[toggle title=”Owain Fon Williams”]
We joked on an early Podcast Pêl-droed how Fon Williams must surely be the recipient of the most Wales squad call-ups without ever gaining a cap. However, the more I have thought about it since, the more I struggle to think of an alternative. I am not alone either:
"How many times must a man turn up
Before you give him a game
Owain Fon Williams is waiting in the wings
Owain Fon is waiting in the wings"
— Siôn (@jonilloegr) November 16, 2014
Fon Williams received his first call up in 2009 and so at the time of writing has been regularly turning up for Wales camps for over five years, in which time Wales have played 48 internationals (up to and including Israel away). He was a regular at under 21 level, rivalling Wayne Hennessey, 2 months his elder, for games between the sticks at that level (6 caps to Hennessey, 11 caps to Fon Williams). But whereas Hennessey is closing in on his golden cap (awarded to those players who play 50 or more times for Wales), Fon Williams has yet to get off the mark. Boaz Myhill’s eligibility is probably the single biggest factor in this. Many of the caps Myhill earned between 2008 and 2013 as a substitute and in friendlies probably would have gone the way of Fon Williams, even accounting for the likes of Lewis Price and Jason Brown also winning caps in this time. With recent call-ups for Danny Ward, Connor Roberts, David Cornell and Kyle Letheran, Fon Williams may be feeling that his chance is slipping, particularly with his club Tranmere Rovers mired in a fight to stay in the football league. I hope not though. It might be old-fashioned and outdated but there should remain room for sentiment in football that sees a stalwart be rewarded for his loyalty and patience with a cap. I remember Martyn Margetson and, in particular, Roger Freestone earning their solitary caps earned more in recognition of their service than their ability or long-term future at international level. Fon Williams’s patience deserves its recognition eventually. How about versus Northern Ireland in June?

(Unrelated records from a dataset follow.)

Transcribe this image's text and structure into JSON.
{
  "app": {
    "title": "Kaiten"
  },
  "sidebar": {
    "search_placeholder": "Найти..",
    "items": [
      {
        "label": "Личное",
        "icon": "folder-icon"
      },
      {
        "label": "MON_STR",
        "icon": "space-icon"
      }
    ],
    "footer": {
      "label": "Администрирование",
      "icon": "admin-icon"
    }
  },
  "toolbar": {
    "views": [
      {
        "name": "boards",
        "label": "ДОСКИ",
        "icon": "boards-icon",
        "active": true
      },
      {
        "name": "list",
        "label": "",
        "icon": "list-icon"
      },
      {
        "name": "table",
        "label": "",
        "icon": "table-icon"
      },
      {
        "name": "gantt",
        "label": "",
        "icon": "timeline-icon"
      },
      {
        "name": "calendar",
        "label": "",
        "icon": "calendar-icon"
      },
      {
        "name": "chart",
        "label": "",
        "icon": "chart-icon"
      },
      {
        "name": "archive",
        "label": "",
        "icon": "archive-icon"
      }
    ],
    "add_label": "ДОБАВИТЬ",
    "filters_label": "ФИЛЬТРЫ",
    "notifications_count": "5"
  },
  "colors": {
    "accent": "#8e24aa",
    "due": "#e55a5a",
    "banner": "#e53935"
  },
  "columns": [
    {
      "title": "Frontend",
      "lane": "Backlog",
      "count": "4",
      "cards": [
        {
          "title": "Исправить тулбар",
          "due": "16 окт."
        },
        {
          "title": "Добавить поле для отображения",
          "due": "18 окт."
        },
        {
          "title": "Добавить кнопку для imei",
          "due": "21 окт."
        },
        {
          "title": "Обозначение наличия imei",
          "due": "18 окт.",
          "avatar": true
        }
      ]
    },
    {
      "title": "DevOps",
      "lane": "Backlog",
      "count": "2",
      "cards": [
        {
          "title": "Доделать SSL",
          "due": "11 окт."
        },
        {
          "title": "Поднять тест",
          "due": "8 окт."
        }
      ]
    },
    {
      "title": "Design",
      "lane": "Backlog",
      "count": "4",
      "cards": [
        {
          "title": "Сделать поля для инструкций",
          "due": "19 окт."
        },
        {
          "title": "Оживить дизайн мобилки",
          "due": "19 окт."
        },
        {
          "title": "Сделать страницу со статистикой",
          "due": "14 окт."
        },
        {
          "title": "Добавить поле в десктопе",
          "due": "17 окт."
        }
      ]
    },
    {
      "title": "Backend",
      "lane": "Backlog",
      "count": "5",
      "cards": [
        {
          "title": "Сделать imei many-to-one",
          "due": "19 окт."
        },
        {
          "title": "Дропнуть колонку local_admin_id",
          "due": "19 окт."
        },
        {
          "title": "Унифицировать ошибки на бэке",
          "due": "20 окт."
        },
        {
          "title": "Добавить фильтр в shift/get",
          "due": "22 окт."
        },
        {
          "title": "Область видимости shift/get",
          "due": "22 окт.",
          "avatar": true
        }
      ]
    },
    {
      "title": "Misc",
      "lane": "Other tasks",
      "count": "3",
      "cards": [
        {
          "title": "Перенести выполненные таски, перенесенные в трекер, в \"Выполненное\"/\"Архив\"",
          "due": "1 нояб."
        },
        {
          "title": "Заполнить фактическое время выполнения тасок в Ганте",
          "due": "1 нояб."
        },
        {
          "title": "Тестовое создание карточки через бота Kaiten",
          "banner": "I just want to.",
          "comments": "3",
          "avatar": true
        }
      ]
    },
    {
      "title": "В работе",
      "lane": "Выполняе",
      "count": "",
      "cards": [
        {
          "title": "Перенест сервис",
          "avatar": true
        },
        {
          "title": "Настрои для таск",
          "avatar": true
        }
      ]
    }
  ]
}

If you know of any other players who were called up, but not upon, by Wales please suggest them in the comments section below.